Work order: Find how many lines below hold "JSON", and give that number as the entire answer.

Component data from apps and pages
----------------------------------------
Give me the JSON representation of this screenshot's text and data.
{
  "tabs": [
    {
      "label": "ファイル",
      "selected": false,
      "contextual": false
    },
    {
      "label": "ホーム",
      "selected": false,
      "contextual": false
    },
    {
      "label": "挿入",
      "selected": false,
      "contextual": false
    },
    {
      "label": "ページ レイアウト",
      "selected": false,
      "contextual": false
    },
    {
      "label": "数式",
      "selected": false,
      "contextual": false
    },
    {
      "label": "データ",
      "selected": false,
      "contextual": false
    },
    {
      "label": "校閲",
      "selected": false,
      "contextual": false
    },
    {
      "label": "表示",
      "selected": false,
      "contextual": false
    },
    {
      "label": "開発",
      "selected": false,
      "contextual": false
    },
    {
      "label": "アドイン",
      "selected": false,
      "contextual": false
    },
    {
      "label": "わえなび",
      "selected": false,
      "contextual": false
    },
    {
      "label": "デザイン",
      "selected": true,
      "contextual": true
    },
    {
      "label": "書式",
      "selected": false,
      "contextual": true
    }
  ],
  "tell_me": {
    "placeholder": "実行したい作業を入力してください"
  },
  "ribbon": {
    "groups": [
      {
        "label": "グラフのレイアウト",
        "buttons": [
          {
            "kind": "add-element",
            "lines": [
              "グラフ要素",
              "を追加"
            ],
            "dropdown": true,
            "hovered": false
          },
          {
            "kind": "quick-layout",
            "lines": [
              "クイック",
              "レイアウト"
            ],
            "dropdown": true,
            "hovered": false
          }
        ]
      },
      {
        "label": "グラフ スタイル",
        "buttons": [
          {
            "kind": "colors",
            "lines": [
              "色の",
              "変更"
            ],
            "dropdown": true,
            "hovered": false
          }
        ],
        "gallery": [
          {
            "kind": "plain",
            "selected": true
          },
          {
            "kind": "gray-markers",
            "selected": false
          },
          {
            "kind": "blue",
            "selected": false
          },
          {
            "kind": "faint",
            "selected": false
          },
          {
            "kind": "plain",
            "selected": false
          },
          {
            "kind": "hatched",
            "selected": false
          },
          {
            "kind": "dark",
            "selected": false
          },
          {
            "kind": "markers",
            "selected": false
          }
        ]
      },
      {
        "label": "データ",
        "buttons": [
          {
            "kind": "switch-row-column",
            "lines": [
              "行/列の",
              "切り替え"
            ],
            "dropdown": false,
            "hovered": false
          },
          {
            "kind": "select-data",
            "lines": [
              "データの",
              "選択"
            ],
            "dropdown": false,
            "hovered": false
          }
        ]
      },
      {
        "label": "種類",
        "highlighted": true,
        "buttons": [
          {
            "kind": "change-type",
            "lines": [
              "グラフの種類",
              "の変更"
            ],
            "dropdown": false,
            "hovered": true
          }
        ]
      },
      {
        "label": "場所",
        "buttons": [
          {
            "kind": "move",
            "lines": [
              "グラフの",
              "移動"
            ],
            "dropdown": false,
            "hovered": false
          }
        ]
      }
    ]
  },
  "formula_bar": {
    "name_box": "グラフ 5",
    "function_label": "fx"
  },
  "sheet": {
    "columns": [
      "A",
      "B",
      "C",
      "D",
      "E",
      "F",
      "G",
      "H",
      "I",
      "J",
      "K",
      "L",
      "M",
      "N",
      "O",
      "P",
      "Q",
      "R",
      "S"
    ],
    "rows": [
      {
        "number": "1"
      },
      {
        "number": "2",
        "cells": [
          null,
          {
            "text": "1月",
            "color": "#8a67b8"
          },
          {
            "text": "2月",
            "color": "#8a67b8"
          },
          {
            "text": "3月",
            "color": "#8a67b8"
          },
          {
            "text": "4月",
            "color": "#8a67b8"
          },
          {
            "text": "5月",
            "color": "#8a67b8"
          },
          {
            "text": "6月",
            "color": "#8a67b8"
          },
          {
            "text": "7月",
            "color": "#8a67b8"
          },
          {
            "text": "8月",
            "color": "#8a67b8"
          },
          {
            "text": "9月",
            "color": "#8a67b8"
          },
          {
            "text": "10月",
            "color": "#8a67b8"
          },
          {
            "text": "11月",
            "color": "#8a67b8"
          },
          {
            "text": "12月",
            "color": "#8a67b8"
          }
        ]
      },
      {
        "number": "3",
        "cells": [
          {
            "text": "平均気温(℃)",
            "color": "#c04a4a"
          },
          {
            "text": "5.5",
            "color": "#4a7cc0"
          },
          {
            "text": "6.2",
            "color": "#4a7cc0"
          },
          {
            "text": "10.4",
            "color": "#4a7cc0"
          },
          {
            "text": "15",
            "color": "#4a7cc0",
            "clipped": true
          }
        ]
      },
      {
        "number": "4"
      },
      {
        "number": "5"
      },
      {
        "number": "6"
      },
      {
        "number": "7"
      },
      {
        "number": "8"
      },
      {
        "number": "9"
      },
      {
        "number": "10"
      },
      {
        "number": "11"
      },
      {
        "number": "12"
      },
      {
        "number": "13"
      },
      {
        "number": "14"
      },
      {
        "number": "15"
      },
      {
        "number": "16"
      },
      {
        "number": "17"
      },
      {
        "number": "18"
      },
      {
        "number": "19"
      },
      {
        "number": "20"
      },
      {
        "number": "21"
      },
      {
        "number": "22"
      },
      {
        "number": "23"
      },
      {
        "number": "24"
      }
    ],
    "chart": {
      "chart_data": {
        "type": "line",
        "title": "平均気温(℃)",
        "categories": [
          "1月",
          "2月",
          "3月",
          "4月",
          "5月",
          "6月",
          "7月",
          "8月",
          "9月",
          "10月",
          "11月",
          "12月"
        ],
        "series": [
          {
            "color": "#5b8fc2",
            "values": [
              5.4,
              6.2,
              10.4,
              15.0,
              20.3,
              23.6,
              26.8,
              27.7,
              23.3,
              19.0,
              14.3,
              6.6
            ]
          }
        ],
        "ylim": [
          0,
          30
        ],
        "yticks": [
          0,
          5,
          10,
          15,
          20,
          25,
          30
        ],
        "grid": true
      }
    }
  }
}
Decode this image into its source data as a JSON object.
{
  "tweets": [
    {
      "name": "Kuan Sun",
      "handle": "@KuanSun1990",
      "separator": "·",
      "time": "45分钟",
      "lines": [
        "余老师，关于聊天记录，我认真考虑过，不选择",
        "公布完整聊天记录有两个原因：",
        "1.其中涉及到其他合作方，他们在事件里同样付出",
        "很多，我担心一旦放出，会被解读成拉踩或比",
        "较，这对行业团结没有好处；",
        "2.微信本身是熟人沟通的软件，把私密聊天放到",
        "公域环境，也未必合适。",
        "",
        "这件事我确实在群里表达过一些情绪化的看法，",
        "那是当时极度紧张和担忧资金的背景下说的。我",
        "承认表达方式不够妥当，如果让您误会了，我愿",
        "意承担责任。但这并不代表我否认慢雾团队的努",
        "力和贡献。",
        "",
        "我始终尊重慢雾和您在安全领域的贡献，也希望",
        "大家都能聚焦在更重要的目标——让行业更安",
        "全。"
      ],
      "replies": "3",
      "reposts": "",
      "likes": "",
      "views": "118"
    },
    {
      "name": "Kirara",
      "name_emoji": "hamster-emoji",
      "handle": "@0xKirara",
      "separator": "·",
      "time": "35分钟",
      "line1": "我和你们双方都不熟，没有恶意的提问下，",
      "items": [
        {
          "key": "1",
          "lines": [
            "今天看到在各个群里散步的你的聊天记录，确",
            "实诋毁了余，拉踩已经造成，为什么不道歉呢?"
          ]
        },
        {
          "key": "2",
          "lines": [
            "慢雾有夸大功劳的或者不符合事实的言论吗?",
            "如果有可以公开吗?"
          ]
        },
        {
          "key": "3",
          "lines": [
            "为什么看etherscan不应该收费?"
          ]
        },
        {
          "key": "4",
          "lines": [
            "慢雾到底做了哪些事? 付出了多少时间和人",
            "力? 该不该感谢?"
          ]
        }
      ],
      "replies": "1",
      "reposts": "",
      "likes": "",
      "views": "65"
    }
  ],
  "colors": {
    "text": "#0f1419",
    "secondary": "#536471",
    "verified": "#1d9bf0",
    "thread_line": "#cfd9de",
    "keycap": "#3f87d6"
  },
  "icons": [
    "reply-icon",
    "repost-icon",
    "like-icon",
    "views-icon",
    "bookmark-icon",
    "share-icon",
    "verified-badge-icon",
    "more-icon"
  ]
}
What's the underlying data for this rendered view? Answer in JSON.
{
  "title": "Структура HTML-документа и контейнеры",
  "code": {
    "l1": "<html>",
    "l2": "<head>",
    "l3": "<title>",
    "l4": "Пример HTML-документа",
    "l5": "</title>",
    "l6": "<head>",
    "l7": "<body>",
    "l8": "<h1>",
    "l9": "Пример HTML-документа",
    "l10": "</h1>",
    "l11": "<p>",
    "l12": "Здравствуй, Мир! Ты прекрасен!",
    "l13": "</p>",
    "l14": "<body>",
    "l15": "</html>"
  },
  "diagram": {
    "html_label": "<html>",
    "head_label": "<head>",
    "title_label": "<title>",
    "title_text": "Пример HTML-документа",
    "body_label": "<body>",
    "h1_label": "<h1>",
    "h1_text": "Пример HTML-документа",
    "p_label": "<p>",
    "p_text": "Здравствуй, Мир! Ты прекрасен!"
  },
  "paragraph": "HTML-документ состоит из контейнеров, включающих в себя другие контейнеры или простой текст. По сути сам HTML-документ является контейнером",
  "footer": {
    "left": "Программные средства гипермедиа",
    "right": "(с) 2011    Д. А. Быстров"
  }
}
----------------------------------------
Written answer: 3